États-Unis d'Amérique
Marques de fabrique ou de commerce
[Follow-up question from the United States] Can the owner of an unregistered well-known trademark recover damages and obtain injunctive relief related to the use of that mark in Italy?

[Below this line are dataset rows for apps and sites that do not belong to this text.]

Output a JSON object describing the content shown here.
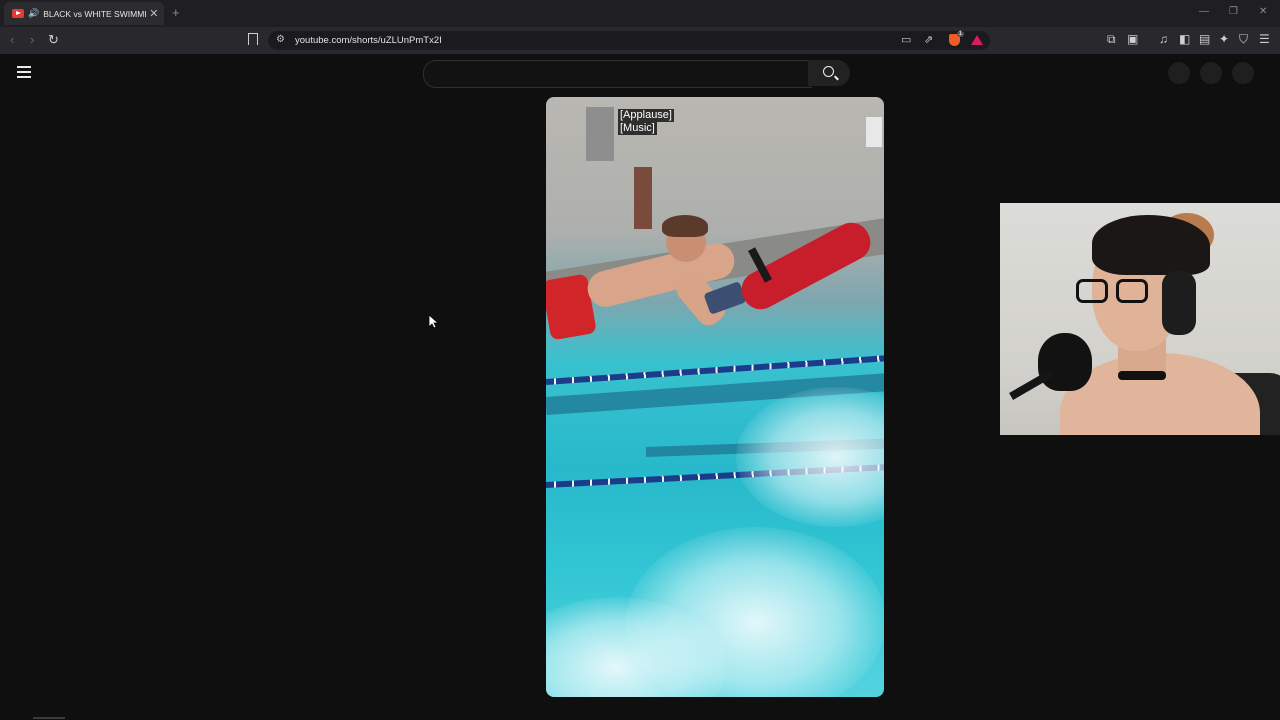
{
  "browser": {
    "tab": {
      "title": "BLACK vs WHITE SWIMMING",
      "audio_icon": "speaker-icon",
      "close_symbol": "✕"
    },
    "new_tab_symbol": "+",
    "window_controls": [
      "—",
      "❐",
      "✕"
    ],
    "nav": {
      "back": "‹",
      "forward": "›",
      "reload": "↻"
    },
    "address": {
      "url": "youtube.com/shorts/uZLUnPmTx2I",
      "site_settings_icon": "tune-icon"
    },
    "extension_icons": [
      "puzzle-icon",
      "tab-search-icon",
      "music-icon",
      "sidebar-icon",
      "wallet-icon",
      "leo-icon",
      "vpn-shield-icon",
      "menu-icon"
    ],
    "brave_shield_badge": "1"
  },
  "youtube": {
    "search": {
      "value": "",
      "placeholder": ""
    },
    "captions": [
      "[Applause]",
      "[Music]"
    ]
  },
  "colors": {
    "page_bg": "#0f0f0f",
    "tab_strip_bg": "#1f1f23",
    "toolbar_bg": "#28282d",
    "youtube_red": "#e53935",
    "brave_orange": "#f25a28"
  }
}
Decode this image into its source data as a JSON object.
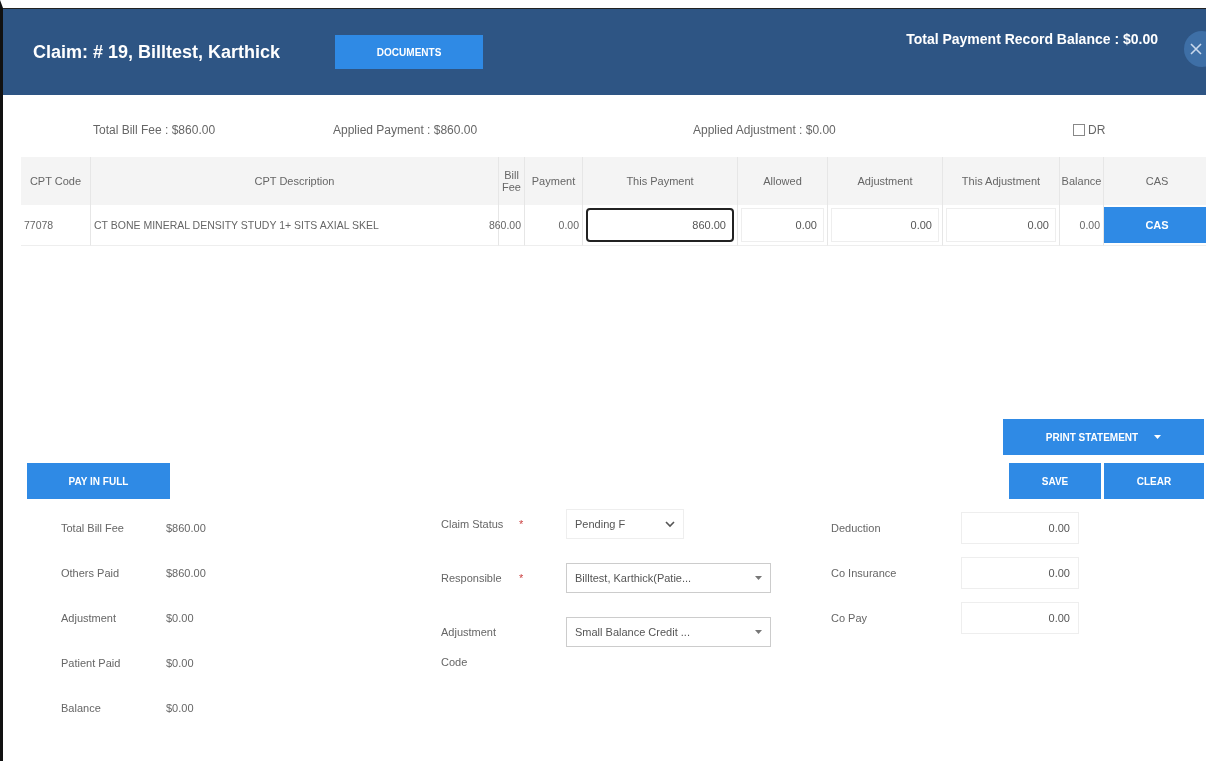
{
  "header": {
    "title": "Claim: # 19, Billtest, Karthick",
    "documents_button": "DOCUMENTS",
    "balance": "Total Payment Record Balance : $0.00"
  },
  "summary": {
    "total_bill_fee": "Total Bill Fee : $860.00",
    "applied_payment": "Applied Payment : $860.00",
    "applied_adjustment": "Applied Adjustment : $0.00",
    "dr": {
      "label": "DR",
      "checked": false
    }
  },
  "table": {
    "columns": [
      "CPT Code",
      "CPT Description",
      "Bill Fee",
      "Payment",
      "This Payment",
      "Allowed",
      "Adjustment",
      "This Adjustment",
      "Balance",
      "CAS"
    ],
    "rows": [
      {
        "cells": [
          {
            "kind": "text",
            "value": "77078"
          },
          {
            "kind": "text",
            "value": "CT BONE MINERAL DENSITY STUDY 1+ SITS AXIAL SKEL"
          },
          {
            "kind": "number",
            "value": "860.00"
          },
          {
            "kind": "number",
            "value": "0.00"
          },
          {
            "kind": "input",
            "value": "860.00",
            "focused": true
          },
          {
            "kind": "input",
            "value": "0.00",
            "focused": false
          },
          {
            "kind": "input",
            "value": "0.00",
            "focused": false
          },
          {
            "kind": "input",
            "value": "0.00",
            "focused": false
          },
          {
            "kind": "number",
            "value": "0.00"
          },
          {
            "kind": "button",
            "value": "CAS"
          }
        ]
      }
    ]
  },
  "actions": {
    "pay_in_full": "PAY IN FULL",
    "print_statement": "PRINT STATEMENT",
    "save": "SAVE",
    "clear": "CLEAR"
  },
  "totals": [
    {
      "label": "Total Bill Fee",
      "value": "$860.00"
    },
    {
      "label": "Others Paid",
      "value": "$860.00"
    },
    {
      "label": "Adjustment",
      "value": "$0.00"
    },
    {
      "label": "Patient Paid",
      "value": "$0.00"
    },
    {
      "label": "Balance",
      "value": "$0.00"
    }
  ],
  "claim_fields": [
    {
      "label": "Claim Status",
      "required_mark": "*",
      "value": "Pending F",
      "kind": "select"
    },
    {
      "label": "Responsible",
      "required_mark": "*",
      "value": "Billtest, Karthick(Patie...",
      "kind": "dropdown"
    },
    {
      "label": "Adjustment Code",
      "value": "Small Balance Credit ...",
      "kind": "dropdown"
    }
  ],
  "amount_fields": [
    {
      "label": "Deduction",
      "value": "0.00"
    },
    {
      "label": "Co Insurance",
      "value": "0.00"
    },
    {
      "label": "Co Pay",
      "value": "0.00"
    }
  ]
}
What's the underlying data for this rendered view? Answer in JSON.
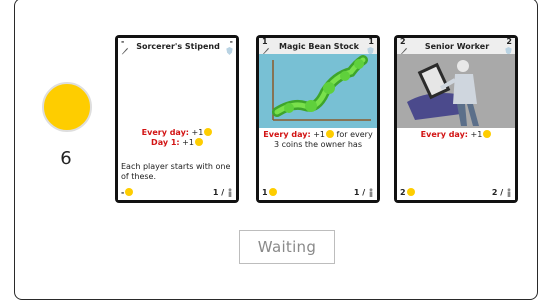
{
  "player": {
    "coins": "6"
  },
  "cards": [
    {
      "cost": "-",
      "title": "Sorcerer's Stipend",
      "power": "-",
      "effect_line1_label": "Every day:",
      "effect_line1_value": "+1",
      "effect_line2_label": "Day 1:",
      "effect_line2_value": "+1",
      "flavor": "Each player starts with one of these.",
      "foot_cost": "-",
      "foot_count": "1 /"
    },
    {
      "cost": "1",
      "title": "Magic Bean Stock",
      "power": "1",
      "effect_label": "Every day:",
      "effect_value": "+1",
      "effect_rest": "for every 3 coins the owner has",
      "foot_cost": "1",
      "foot_count": "1 /"
    },
    {
      "cost": "2",
      "title": "Senior Worker",
      "power": "2",
      "effect_label": "Every day:",
      "effect_value": "+1",
      "foot_cost": "2",
      "foot_count": "2 /"
    }
  ],
  "actions": {
    "waiting_label": "Waiting"
  },
  "colors": {
    "coin": "#fecd00",
    "effect_red": "#d21414",
    "bean_bg": "#78c0d4",
    "worker_bg": "#a9a9a9"
  }
}
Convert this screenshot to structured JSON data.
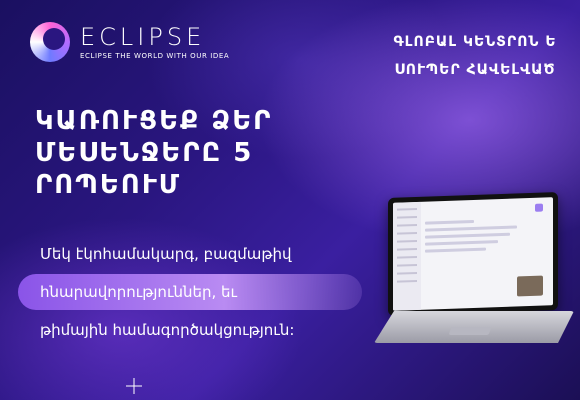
{
  "brand": {
    "name": "ECLIPSE",
    "tagline": "ECLIPSE THE WORLD WITH OUR IDEA"
  },
  "top_right": {
    "line1": "ԳԼՈԲԱԼ ԿԵՆՏՐՈՆ Ե",
    "line2": "ՍՈՒՊԵՐ ՀԱՎԵԼՎԱԾ"
  },
  "headline": {
    "line1": "ԿԱՌՈՒՑԵՔ ՁԵՐ",
    "line2": "ՄԵՍԵՆՋԵՐԸ 5",
    "line3": "ՐՈՊԵՈՒՄ"
  },
  "subtext": {
    "line1": "Մեկ էկոհամակարգ, բազմաթիվ",
    "line2": "հնարավորություններ, եւ",
    "line3": "թիմային համագործակցություն:"
  },
  "colors": {
    "background": "#2a1680",
    "accent": "#8a54e8"
  },
  "icons": [
    "eclipse-logo-icon",
    "laptop-illustration",
    "sparkle-icon"
  ]
}
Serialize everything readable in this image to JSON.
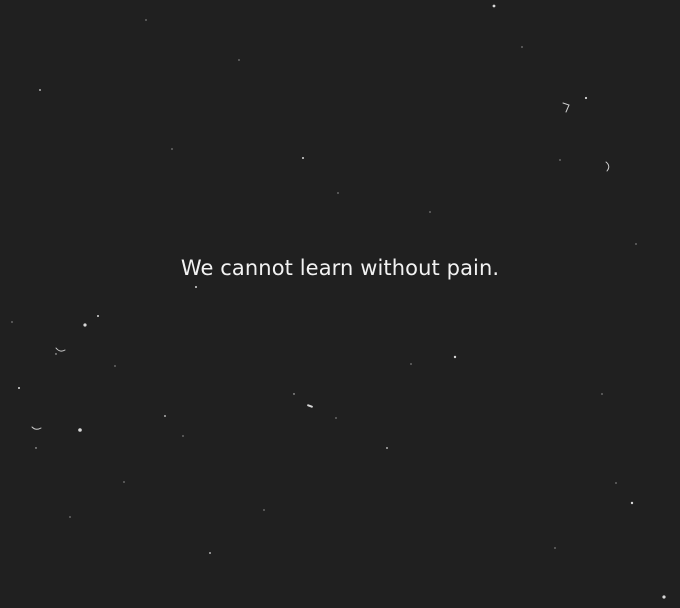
{
  "quote": {
    "text": "We cannot learn without pain."
  },
  "colors": {
    "background": "#202020",
    "text": "#f2f2f2",
    "specks": "#d8d8d8"
  }
}
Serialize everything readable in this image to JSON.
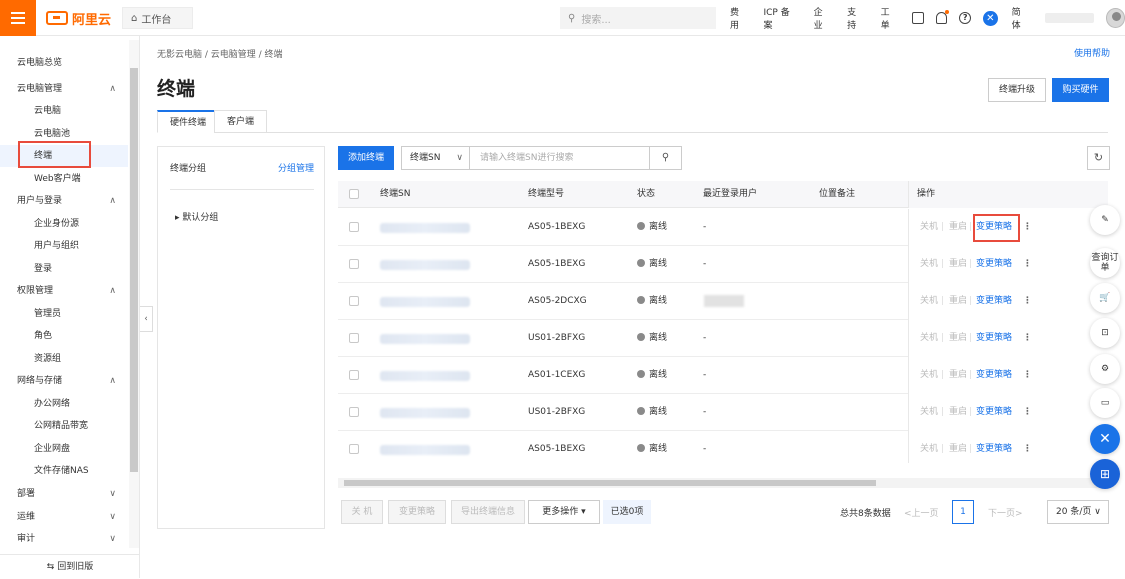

As already explained in item 5 of our replies to the questions by the United States, special protection of well-known trademarks, as required by Article 16.2 of the TRIPS Agreement, is provided for in Article 17, paragraph 1(h) of Royal Decree No. 929 of 1942, as replaced by the recent Legislative Decree No. 198 of 1996. Please note that this provision does not require a well-known mark to be registered in Italy, whereas the other enforceable trademarks under Article 17, paragraph 1(d) to (g) must be registered in Italy or effective in Italy. Under Article 47 of Royal Decree No. 929 of 1942, as replaced by Legislative Decree No. 480 of 1992, the trademark is null and void if it is registered in breach of Articles 16 and 17 of the same Decree, including, obviously, the above-mentioned provision in Article 17, paragraph 1(h). This means that any interested party - including, therefore, the owner of the well-known trademark - may bring legal proceedings to obtain nullity of the mark. Generally speaking, in any dispute an interested party may ask the court for provisional and precautionary measures necessary to ensure the effects of the final ruling required (Code of Civil Procedure, Articles 700 et seq.). The infringer may be sentenced to payment of damages under Article 66(2) of Royal Decree No. 929 of 1942, as amended by Legislative Decree No. 480 of 1992.